Some years prior to 1984, I had taken a keen interest in the relentless beat and jangle of guitars that amounted to (then) modern rock-n-roll. I recall dragging my Dad to a hardware/general store, Gambell’s, and buying (or more likely having Dad buy for me) a 7” inch single of Pat Benatar’s “Fire and Ice.” I still have that single sitting in a closet. But my interest in the power of rock must have reached a frenzied pitch in 1984, because the only reasonable explanation for the following events is a lot of whining and nagging on my part.
I grew up in Socorro, NM, about 75 miles south of Albuquerque. National touring acts included stints at Tingley Colusieum at the Albuquerque fair grounds, and at some point I decided that I wanted to join the sweaty masses of people, throw my arms in the air, and just flat rock out at a concert. Only whining and nagging can explain my Dad agreeing that, yes, he would take me to a show. I could pick the next band that I wanted to see, and he would drive me north, chaperon me, suffer through parking, excessive volume, horrible acoustics, and the drunk and stoned masses that were sure to appear. I clearly got the better end of the deal.

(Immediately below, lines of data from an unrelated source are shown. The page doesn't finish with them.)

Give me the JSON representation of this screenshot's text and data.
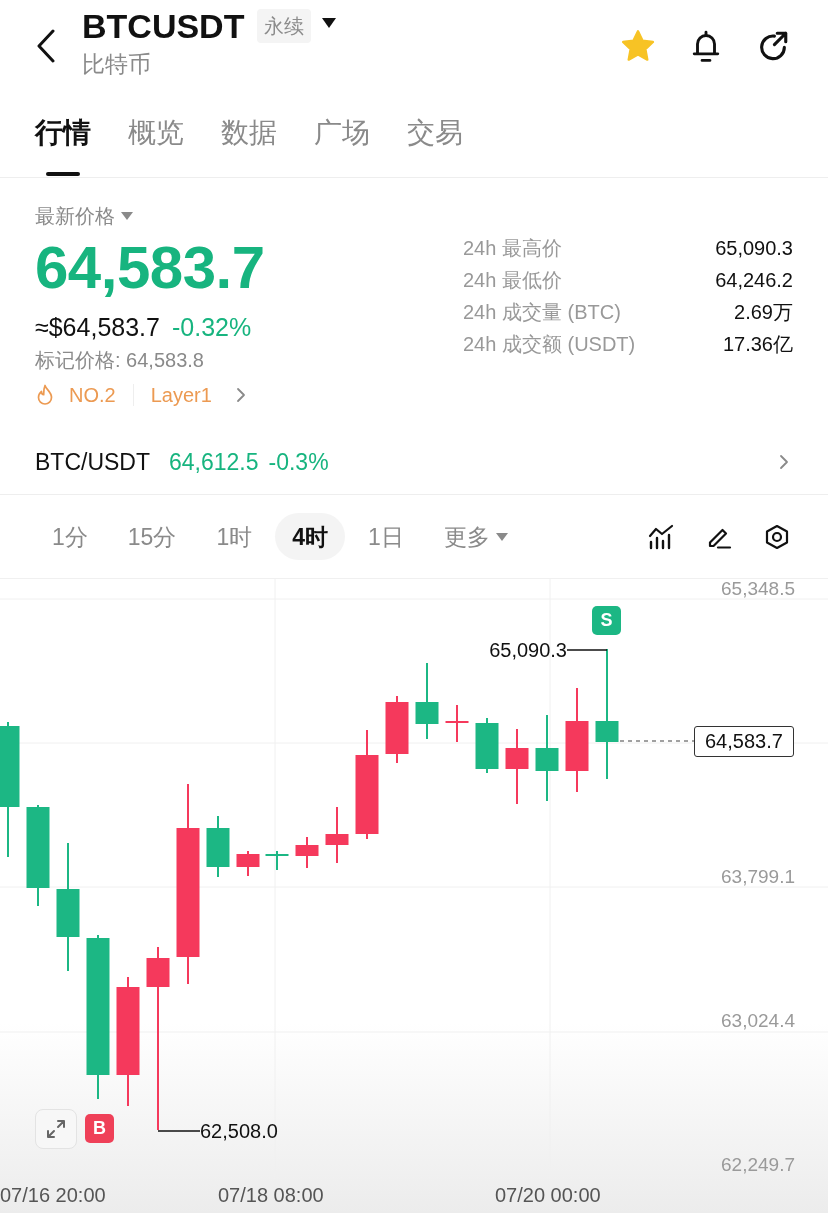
{
  "header": {
    "symbol": "BTCUSDT",
    "contract_type": "永续",
    "name": "比特币",
    "favorite": true
  },
  "tabs": [
    {
      "label": "行情",
      "selected": true
    },
    {
      "label": "概览",
      "selected": false
    },
    {
      "label": "数据",
      "selected": false
    },
    {
      "label": "广场",
      "selected": false
    },
    {
      "label": "交易",
      "selected": false
    }
  ],
  "price": {
    "label": "最新价格",
    "last": "64,583.7",
    "usd_value": "≈$64,583.7",
    "change": "-0.32%",
    "mark_price": "标记价格: 64,583.8",
    "tags": [
      {
        "kind": "hot",
        "text": "NO.2"
      },
      {
        "kind": "sector",
        "text": "Layer1"
      }
    ]
  },
  "stats": [
    {
      "label": "24h 最高价",
      "value": "65,090.3"
    },
    {
      "label": "24h 最低价",
      "value": "64,246.2"
    },
    {
      "label": "24h 成交量 (BTC)",
      "value": "2.69万"
    },
    {
      "label": "24h 成交额 (USDT)",
      "value": "17.36亿"
    }
  ],
  "spot": {
    "pair": "BTC/USDT",
    "price": "64,612.5",
    "change": "-0.3%"
  },
  "intervals": [
    {
      "kind": "interval",
      "label": "1分",
      "selected": false
    },
    {
      "kind": "interval",
      "label": "15分",
      "selected": false
    },
    {
      "kind": "interval",
      "label": "1时",
      "selected": false
    },
    {
      "kind": "interval",
      "label": "4时",
      "selected": true
    },
    {
      "kind": "interval",
      "label": "1日",
      "selected": false
    },
    {
      "kind": "menu",
      "label": "更多",
      "selected": false
    }
  ],
  "chart": {
    "y_axis": [
      "65,348.5",
      "63,799.1",
      "63,024.4",
      "62,249.7"
    ],
    "x_axis": [
      "07/16 20:00",
      "07/18 08:00",
      "07/20 00:00"
    ],
    "high": "65,090.3",
    "low": "62,508.0",
    "last_price": "64,583.7",
    "markers": [
      {
        "kind": "sell",
        "text": "S"
      },
      {
        "kind": "buy",
        "text": "B"
      }
    ]
  }
}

Fantastic! Not weeks after getting the green light, Ozzy Osbourne announced a tour date in Albuquerque, with Motley Crue opening. The Albuquerque Journal even had a big write up on the show, featuring a quarter-page photo of Motely Crue. This was it! I marched the newspaper article into my dad, pointed proudly, and announced that we needed to get tickets, and soon! He took one look at the Crue, and replied, “Nope. Pick something else.” Crickey, can’t a kid get a break around here?
No worries, though. Quick on the heels of Ozzy and the Crue, Rush announced a show in Albuquerque. Yes, Rush would do nicely. Apparently finding nothing immediately and undeniably offensive about Rush, Dad agreed this time. Money was spent. Tickets were bought. (And for anyone comparing ticket prices, past and present, I think they were $12.). And then, miracle of miracles, Van Halen announced a show. Tickets went on sale and sold out immediately. They announced another show. Again, the whining and the nagging must have reached fever pitch, because my Dad said, “Yes, you can go to that too.” Thankfully the Rush concert hadn’t happened yet. If it had, there never would have been a second. We got tickets to Van Halen, and I suddenly felt like the coolest sixth grader in town.
Both bands filled the coliseum, both bands were as loud as you would expect, and Dad hated every minute. Many years down the road, he critiqued the concerts as follows: “Rush at least just came out, played their noise, and left, without all of the swearing and stories about sex, booze, and drugs, but there was way more pot at the Rush show too, so I don’t know which one I hated more.”
So what? What does this have to do with anything? By now you’re probably thinking, “Geez, I waste my valuable time to get an update into your HEALTH, man, and all I’ve got to show for it is this waltz down memory lane?” Well, as it turns out, the chemo room has portable DVD players. I frontloaded our Netflix cue with a concert film by Rush from that 1984 tour (although not from the Albuquerque show). So while the poisons pumped, I again rocked out. I still like Rush, although in truth I can’t remember the last time I reached for a Rush CD (or MP3 file). But the concert was quite dated. I’m sure the band members look back today and shake their heads.
Chemo infusion two has come and gone. We’re killing cancer here, people. Probably be an early night tonight, and then start the prednisone pills tomorrow. The hair is definitely on its way out. We’ll have pictures after the shaving! Hmmm… If I can find a flat bed scanner, maybe I could post a parade of my hair styles over the years. This won’t be the first time my hair has been taken down to the scalp (albeit only for half my head!).